_DESCRIPTION OF THE TASK:_ You are to retype all of the data exactly as it appears.

════

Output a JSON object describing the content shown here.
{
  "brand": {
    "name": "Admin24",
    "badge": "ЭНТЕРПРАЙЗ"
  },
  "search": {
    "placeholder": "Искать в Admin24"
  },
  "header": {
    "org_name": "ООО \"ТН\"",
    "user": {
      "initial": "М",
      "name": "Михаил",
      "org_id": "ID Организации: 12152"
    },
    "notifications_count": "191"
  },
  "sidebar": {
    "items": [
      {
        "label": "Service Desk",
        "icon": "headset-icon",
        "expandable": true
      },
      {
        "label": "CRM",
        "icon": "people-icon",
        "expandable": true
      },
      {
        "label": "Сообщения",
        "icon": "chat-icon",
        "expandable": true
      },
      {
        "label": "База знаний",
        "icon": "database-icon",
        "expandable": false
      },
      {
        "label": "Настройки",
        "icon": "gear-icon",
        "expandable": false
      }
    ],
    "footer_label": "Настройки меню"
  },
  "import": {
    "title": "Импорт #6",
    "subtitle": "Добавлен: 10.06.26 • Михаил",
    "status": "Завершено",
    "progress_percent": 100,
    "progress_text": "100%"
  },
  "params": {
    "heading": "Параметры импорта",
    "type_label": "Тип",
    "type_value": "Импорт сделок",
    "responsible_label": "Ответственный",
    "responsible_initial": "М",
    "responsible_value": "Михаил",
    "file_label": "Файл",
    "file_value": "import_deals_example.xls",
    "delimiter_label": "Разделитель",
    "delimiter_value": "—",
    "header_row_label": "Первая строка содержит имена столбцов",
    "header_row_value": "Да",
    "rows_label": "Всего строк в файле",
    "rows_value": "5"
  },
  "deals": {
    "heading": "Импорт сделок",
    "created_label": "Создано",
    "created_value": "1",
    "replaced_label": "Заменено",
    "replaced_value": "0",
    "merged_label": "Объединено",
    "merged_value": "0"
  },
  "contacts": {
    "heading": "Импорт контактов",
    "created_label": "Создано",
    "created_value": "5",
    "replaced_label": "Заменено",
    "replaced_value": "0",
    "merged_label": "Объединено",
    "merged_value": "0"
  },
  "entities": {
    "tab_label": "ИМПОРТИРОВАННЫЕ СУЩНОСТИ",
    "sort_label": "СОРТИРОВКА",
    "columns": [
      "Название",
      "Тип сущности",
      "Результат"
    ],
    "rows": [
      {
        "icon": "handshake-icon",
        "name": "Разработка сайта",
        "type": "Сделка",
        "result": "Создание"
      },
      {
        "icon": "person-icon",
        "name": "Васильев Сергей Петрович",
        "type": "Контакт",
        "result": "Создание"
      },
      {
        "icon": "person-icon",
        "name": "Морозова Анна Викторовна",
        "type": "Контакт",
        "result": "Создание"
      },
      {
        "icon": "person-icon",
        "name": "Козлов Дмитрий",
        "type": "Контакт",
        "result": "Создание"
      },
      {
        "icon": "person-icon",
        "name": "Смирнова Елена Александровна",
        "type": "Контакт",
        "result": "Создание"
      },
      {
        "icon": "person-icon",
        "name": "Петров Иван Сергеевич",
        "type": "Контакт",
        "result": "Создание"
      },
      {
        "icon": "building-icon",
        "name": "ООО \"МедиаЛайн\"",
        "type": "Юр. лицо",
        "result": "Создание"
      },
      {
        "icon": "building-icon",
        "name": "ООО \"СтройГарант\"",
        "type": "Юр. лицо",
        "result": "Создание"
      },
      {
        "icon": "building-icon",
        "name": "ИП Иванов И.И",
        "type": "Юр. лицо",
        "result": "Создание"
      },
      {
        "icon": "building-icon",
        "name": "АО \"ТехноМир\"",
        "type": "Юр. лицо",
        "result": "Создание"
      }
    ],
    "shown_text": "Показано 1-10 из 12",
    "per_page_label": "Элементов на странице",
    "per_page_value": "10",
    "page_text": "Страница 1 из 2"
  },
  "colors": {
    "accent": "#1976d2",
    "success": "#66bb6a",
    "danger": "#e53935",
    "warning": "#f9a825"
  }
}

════

_TASK SOLUTION:_
Output a JSON object describing the content shown here.
{
  "brand": {
    "name": "Admin24",
    "badge": "ЭНТЕРПРАЙЗ"
  },
  "search": {
    "placeholder": "Искать в Admin24"
  },
  "header": {
    "org_name": "ООО \"ТН\"",
    "user": {
      "initial": "М",
      "name": "Михаил",
      "org_id": "ID Организации: 12152"
    },
    "notifications_count": "191"
  },
  "sidebar": {
    "items": [
      {
        "label": "Service Desk",
        "icon": "headset-icon",
        "expandable": true
      },
      {
        "label": "CRM",
        "icon": "people-icon",
        "expandable": true
      },
      {
        "label": "Сообщения",
        "icon": "chat-icon",
        "expandable": true
      },
      {
        "label": "База знаний",
        "icon": "database-icon",
        "expandable": false
      },
      {
        "label": "Настройки",
        "icon": "gear-icon",
        "expandable": false
      }
    ],
    "footer_label": "Настройки меню"
  },
  "import": {
    "title": "Импорт #6",
    "subtitle": "Добавлен: 10.06.26 • Михаил",
    "status": "Завершено",
    "progress_percent": 100,
    "progress_text": "100%"
  },
  "params": {
    "heading": "Параметры импорта",
    "type_label": "Тип",
    "type_value": "Импорт сделок",
    "responsible_label": "Ответственный",
    "responsible_initial": "М",
    "responsible_value": "Михаил",
    "file_label": "Файл",
    "file_value": "import_deals_example.xls",
    "delimiter_label": "Разделитель",
    "delimiter_value": "—",
    "header_row_label": "Первая строка содержит имена столбцов",
    "header_row_value": "Да",
    "rows_label": "Всего строк в файле",
    "rows_value": "5"
  },
  "deals": {
    "heading": "Импорт сделок",
    "created_label": "Создано",
    "created_value": "1",
    "replaced_label": "Заменено",
    "replaced_value": "0",
    "merged_label": "Объединено",
    "merged_value": "0"
  },
  "contacts": {
    "heading": "Импорт контактов",
    "created_label": "Создано",
    "created_value": "5",
    "replaced_label": "Заменено",
    "replaced_value": "0",
    "merged_label": "Объединено",
    "merged_value": "0"
  },
  "entities": {
    "tab_label": "ИМПОРТИРОВАННЫЕ СУЩНОСТИ",
    "sort_label": "СОРТИРОВКА",
    "columns": [
      "Название",
      "Тип сущности",
      "Результат"
    ],
    "rows": [
      {
        "icon": "handshake-icon",
        "name": "Разработка сайта",
        "type": "Сделка",
        "result": "Создание"
      },
      {
        "icon": "person-icon",
        "name": "Васильев Сергей Петрович",
        "type": "Контакт",
        "result": "Создание"
      },
      {
        "icon": "person-icon",
        "name": "Морозова Анна Викторовна",
        "type": "Контакт",
        "result": "Создание"
      },
      {
        "icon": "person-icon",
        "name": "Козлов Дмитрий",
        "type": "Контакт",
        "result": "Создание"
      },
      {
        "icon": "person-icon",
        "name": "Смирнова Елена Александровна",
        "type": "Контакт",
        "result": "Создание"
      },
      {
        "icon": "person-icon",
        "name": "Петров Иван Сергеевич",
        "type": "Контакт",
        "result": "Создание"
      },
      {
        "icon": "building-icon",
        "name": "ООО \"МедиаЛайн\"",
        "type": "Юр. лицо",
        "result": "Создание"
      },
      {
        "icon": "building-icon",
        "name": "ООО \"СтройГарант\"",
        "type": "Юр. лицо",
        "result": "Создание"
      },
      {
        "icon": "building-icon",
        "name": "ИП Иванов И.И",
        "type": "Юр. лицо",
        "result": "Создание"
      },
      {
        "icon": "building-icon",
        "name": "АО \"ТехноМир\"",
        "type": "Юр. лицо",
        "result": "Создание"
      }
    ],
    "shown_text": "Показано 1-10 из 12",
    "per_page_label": "Элементов на странице",
    "per_page_value": "10",
    "page_text": "Страница 1 из 2"
  },
  "colors": {
    "accent": "#1976d2",
    "success": "#66bb6a",
    "danger": "#e53935",
    "warning": "#f9a825"
  }
}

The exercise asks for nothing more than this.